I took these results at the back of a house near a small (small) mountain town called Divide. Again, the most accurate GPS app was GPS Status with Wi-Fi disabled (purple circle), followed closely by the GPS Status with Wi-Fi enabled (light purple circle). It’s here that Free GPS finally redeems itself, stacked under the light purple circle (see below):
You’ll notice Free GPS with Wi-Fi disabled and Wolf GIS with Wi-Fi disabled were almost in the same location as GPS status. The least accurate was Trimble without Wi-Fi (blue square), which positioned me several meters away from my physical location. This was possibly an anomaly, as Trimble wasn’t usually this inaccurate.

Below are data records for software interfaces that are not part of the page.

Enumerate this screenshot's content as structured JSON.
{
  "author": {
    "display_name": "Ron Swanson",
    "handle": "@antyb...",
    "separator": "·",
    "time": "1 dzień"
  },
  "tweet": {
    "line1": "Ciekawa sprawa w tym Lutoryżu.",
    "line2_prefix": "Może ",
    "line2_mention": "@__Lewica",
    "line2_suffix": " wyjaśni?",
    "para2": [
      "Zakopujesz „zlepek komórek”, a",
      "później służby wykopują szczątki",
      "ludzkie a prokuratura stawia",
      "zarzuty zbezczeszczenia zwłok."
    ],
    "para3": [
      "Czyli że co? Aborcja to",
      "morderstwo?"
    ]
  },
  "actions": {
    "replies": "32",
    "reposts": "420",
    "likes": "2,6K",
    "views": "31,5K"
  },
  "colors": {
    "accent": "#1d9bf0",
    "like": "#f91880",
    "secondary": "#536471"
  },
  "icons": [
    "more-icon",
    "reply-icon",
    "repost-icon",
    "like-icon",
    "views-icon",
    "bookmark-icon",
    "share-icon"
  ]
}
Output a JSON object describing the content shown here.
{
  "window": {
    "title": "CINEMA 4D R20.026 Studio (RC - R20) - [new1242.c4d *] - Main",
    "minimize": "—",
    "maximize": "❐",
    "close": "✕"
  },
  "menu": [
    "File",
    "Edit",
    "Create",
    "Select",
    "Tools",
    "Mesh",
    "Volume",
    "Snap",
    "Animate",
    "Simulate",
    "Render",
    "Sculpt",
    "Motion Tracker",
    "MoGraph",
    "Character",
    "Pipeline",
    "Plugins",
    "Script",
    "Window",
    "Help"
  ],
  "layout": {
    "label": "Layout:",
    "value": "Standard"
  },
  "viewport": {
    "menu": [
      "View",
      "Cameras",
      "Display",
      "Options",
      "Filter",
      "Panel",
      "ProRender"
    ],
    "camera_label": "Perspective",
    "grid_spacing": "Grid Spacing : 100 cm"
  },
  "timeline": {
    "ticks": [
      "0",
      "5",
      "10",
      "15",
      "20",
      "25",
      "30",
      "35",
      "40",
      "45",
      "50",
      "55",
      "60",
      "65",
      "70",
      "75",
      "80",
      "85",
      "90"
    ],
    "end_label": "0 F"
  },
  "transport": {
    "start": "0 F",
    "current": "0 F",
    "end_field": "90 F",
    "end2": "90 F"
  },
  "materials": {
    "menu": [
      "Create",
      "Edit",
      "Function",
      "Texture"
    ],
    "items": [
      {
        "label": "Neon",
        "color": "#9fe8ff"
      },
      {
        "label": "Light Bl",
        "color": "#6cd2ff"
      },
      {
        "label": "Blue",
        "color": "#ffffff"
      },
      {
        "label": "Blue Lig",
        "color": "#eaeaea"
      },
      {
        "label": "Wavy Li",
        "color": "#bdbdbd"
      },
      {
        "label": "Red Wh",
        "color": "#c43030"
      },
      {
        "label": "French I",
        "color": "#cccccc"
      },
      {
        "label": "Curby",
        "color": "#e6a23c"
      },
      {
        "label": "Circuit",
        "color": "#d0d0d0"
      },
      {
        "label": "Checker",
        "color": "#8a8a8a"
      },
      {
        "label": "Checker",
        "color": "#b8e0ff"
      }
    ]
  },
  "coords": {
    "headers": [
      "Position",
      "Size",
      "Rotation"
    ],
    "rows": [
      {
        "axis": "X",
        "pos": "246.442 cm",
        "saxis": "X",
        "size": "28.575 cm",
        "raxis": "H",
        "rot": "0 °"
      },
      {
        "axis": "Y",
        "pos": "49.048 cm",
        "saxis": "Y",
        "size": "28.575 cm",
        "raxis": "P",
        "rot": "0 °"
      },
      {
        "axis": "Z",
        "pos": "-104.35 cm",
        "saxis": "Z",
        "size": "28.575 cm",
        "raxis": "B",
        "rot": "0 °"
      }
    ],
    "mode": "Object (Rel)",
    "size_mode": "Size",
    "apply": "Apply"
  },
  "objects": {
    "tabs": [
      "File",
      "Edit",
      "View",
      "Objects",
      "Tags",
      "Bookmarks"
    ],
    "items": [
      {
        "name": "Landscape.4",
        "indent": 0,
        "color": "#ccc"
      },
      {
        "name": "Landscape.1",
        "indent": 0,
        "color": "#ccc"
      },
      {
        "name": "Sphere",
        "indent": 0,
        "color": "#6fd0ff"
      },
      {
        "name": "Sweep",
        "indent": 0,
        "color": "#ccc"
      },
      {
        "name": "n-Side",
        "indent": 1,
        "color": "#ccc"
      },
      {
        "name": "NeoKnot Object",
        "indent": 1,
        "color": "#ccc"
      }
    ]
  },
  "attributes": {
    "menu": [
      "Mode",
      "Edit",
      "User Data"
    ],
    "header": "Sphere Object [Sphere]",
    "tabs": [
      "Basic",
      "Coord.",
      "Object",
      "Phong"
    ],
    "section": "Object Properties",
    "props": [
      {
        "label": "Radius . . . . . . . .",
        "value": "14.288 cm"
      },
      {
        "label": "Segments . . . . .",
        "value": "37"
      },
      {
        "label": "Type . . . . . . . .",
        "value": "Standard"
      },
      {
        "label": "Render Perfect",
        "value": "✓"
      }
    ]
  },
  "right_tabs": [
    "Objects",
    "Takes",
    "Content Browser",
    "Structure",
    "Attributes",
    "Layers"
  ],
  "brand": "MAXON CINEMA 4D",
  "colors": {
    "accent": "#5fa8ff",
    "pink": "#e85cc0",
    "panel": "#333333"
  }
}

Enough with locations and shapes on maps, right? Bottom line, which GPS app was the most accurate?
Final Summary of Results
GPS Status was the most accurate at four out of the five locations.
- Two out of those four results were generated with Wi-Fi enabled.
Free GPS was the least accurate at four out of the five locations.
- Three out of those four results were generated with Wi-Fi enabled.
Though Free GPS was user friendly, intuitive, and featured a map I could access to show my location, the results were consistently the least accurate of the four GPS apps—even with Wi-Fi enabled. For me, my vote goes with GPS Status, which was the most accurate of the four GPS apps and easy to use. Access to a Wi-Fi network split the results, with two locations more accurate with Wi-Fi than without.
The only possible issue regarding GPS Status is that the app doesn’t provide a map where you can view your location or save a waypoint.
So, GPS Status gets a gold star. *Applause*
Free GPS gets a threadbare participation ribbon. *Silence*
Note that I’m making overall conclusions with only 5 locations, and that Free GPS was sometimes in second or third place at some locations when it came to accuracy. Also, there are additional variables to consider such as the type of phone used, the phone’s OS, service provider, network strength, Wi-Fi connectivity and strength, and of course access to bottomless cups of coffee.
I encourage you to experiment with these four apps and discover if you can generate similar results. Hopefully this information will help if you decide to implement the use of GPS apps at your institution. There will be additional blogs on this epic battle between GPS apps v. GPS units coming soon from other members of the iDigBio GWG. In the meantime, what about you? Do you use GPS apps in the field? If so, which app works for you? What do you recommend?
Thanks for reading, and happy georeferencing!
MaCC Project Assistant and occasional Georeferencing Scribe.